Rhodes died in 1902, but he left a generous legacy to his old Oriel college at Oxford and in his will established the Rhodes Scholarships, which have allowed students from former British colonies to study at Oxford.

However, as well as being a prominent Victorian era philanthropist, Rhodes was a blimpish imperialist who believed in the sorts of racial theories that might be considered a precursor to European fascism. When in 1890 Rhodes became Prime Minister of Cape Colony, a British colony in present-day South Africa and Namibia, he introduced a law which drove black farmers off their own land to make way for British industrialists.

For Rhodes, such policies were justified on the basis that the Anglo-Saxon race was "the finest race in the world" and that the "more of the world we inhabit the better it is for the human race". This was in contrast to those corners of the world, "at present inhabited by the most despicable specimens of human beings".

Rhodes, then, was a racist and a British supremacist. However, he should not be expunged from history to suit progressive ends.

Those calling for the removal of Rhodes' statue in Oxford have deployed the sinister yet increasingly familiar argument that the mere presence of his statue "inflicts violence on them". This forms part of a broader push in progressive activist circles to erroneously conflate emotional distress with physical harm.
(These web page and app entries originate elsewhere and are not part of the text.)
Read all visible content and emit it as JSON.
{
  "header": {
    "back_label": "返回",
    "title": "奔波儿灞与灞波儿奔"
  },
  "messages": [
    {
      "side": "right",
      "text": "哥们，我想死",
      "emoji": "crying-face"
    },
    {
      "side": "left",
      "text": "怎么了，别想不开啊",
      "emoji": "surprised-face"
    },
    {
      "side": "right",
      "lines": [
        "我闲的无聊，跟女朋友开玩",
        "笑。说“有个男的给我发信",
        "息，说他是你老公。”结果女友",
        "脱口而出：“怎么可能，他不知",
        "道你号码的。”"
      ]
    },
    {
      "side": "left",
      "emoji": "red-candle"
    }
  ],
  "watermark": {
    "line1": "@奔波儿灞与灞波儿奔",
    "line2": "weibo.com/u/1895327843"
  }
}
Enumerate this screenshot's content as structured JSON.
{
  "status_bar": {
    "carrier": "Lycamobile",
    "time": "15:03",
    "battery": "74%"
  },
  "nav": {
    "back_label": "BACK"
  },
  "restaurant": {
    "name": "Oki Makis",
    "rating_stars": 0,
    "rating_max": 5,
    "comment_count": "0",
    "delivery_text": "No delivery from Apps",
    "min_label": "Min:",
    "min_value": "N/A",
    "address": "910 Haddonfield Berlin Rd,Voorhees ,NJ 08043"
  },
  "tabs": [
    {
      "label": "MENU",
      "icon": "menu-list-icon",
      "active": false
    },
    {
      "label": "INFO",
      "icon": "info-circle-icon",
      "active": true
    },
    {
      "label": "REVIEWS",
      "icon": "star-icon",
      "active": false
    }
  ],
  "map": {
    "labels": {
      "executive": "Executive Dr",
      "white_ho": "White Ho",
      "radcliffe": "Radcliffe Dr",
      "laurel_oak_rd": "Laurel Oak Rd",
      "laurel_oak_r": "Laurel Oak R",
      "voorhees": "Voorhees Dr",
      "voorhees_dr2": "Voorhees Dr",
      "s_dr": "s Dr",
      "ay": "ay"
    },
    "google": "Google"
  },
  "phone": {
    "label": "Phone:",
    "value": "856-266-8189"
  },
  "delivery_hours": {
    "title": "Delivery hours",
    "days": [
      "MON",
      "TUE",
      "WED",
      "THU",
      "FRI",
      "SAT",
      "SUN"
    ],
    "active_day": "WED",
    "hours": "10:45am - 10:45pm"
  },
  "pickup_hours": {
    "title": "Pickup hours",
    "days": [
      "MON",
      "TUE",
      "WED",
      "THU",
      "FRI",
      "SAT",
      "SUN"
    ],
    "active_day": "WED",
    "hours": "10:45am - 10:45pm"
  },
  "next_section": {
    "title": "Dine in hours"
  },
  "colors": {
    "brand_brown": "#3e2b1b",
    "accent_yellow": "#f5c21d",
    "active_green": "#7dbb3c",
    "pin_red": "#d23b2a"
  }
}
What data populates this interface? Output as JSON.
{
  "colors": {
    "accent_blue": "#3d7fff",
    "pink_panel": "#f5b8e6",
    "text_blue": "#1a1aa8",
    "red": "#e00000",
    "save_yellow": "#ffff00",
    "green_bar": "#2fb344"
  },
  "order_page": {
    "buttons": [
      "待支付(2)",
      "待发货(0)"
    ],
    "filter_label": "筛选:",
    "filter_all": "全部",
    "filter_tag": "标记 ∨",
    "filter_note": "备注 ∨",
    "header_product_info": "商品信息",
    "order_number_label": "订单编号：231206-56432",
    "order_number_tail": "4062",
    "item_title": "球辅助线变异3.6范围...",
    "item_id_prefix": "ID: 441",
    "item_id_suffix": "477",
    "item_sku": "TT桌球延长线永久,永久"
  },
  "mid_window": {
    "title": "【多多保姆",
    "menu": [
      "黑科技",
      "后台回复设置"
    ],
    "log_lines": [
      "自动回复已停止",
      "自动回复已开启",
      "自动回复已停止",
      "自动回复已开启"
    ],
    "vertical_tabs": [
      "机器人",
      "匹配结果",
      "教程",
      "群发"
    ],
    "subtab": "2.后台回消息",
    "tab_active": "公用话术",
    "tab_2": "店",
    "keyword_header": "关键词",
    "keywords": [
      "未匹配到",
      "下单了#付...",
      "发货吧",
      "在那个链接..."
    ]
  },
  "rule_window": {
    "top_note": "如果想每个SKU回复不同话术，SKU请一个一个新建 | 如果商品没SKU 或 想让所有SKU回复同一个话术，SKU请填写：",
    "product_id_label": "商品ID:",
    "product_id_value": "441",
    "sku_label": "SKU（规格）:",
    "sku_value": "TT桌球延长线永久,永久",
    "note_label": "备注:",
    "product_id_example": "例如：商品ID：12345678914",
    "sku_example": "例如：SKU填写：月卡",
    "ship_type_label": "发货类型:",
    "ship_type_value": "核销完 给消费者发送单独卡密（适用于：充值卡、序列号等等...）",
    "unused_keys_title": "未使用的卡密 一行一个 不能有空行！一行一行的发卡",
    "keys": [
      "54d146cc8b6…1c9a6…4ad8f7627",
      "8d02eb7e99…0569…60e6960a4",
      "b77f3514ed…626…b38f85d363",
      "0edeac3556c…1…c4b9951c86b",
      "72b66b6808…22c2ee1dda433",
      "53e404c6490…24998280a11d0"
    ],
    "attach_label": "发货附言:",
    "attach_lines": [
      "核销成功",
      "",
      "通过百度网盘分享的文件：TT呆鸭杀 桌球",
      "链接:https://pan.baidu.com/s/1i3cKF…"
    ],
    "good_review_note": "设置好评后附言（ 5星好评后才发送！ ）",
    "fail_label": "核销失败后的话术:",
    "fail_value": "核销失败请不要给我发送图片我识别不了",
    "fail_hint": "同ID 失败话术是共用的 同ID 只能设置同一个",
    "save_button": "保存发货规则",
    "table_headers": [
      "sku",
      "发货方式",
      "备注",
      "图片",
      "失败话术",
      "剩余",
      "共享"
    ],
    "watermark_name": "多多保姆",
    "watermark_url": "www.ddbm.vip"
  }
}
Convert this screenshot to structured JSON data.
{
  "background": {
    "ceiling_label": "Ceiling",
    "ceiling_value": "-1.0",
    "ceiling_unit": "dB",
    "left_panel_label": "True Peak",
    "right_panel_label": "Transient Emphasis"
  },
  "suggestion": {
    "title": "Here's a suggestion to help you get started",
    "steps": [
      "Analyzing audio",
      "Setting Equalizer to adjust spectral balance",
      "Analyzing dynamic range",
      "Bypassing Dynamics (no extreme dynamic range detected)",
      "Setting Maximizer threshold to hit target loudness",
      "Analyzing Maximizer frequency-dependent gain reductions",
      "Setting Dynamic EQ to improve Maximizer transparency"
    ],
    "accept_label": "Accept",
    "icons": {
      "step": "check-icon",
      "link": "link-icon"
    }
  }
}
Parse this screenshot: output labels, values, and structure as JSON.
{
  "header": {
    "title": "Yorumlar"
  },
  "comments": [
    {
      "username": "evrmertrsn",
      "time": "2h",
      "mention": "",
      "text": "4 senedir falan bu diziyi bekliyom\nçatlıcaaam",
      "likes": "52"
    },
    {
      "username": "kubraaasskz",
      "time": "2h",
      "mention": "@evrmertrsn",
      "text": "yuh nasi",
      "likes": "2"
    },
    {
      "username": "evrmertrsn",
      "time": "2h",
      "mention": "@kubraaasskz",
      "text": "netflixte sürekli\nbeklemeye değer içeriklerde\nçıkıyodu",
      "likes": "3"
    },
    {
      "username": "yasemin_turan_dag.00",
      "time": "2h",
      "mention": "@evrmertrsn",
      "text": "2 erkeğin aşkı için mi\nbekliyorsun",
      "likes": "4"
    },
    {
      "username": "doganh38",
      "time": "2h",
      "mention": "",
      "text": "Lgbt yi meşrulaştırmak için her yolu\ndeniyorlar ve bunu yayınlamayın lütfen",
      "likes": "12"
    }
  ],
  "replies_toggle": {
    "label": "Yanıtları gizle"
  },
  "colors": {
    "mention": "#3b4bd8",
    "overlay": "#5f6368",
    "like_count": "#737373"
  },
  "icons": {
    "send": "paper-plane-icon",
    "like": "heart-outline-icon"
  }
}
The results of such thinking are predictably risible, with controversial speakers increasingly barred from speaking on university campuses on the basis that students are delicate flowers who are unable to distinguish between hurtful words and violent actions.

There is more than a whiff of 'thought crime' about this – a depressing hangover from the worst excesses of the 20th century left. Yet the other impetus to wipe Cecil Rhodes from history flies in the face of what is usually considered a 'progressive' method of viewing the world.

It ought to be uncontroversial to point out that Cecil Rhodes was a product of his era. Rhodes' views are rightly considered repulsive today, but they were fairly ubiquitous during the period in which he lived. Rhodes was a spluttering racist, but by modern standards so was almost everyone else who lived in Britain during the 19th century. As well as unadulterated racism, by our higher modern standards the Victorians treated women and homosexuals abominably, too.

Society is infinitely better off for leaving such nonsense in the past (though we're not fully there yet), but outsourcing the prejudices of Victorian England to a few bad eggs – and consequently trying to purge them from history – will not work; or at least it won't if you consider yourself in any way left-wing (a hallmark of which is to recognise the influence our environment has on the formation of our ideas).

It may be comforting to pin Britain's imperialist sins on a few long-dead jingoes, but it is dishonest and historically illiterate. The subjugation of millions of people in the colonies was accepted by the vast majority of our ancestors, much to their shame – but it is nonetheless something we should face up to rather than try to blame on a handful of uniquely malevolent individuals.

When it comes to the removal of Rhodes' statue, for once the 'slippery slope' arguments also hold water: if the statue of Rhodes comes down we should probably also consider removing Oliver Cromwell from the plinth in front of the Houses of Parliament, lest it upset the Irish. Similarly, the statues of Edward II and Winston Churchill might also be removed on the basis of their respective Royal absolutism and support for colonialism. And what about the portraits of Henry VIII? Surely his appalling treatment of his numerous wives merits their removal from our national galleries?

The majority of us accept the orthodoxies of our time. Thus we are better served by locating Rhodes' bigotry within the prevailing attitudes of Victorian England, rather than in trying to expunge him entirely from the historical record. The search for ideologically purity in the past, even if it isn't done in the service of a totalitarian ideology, is always illusory.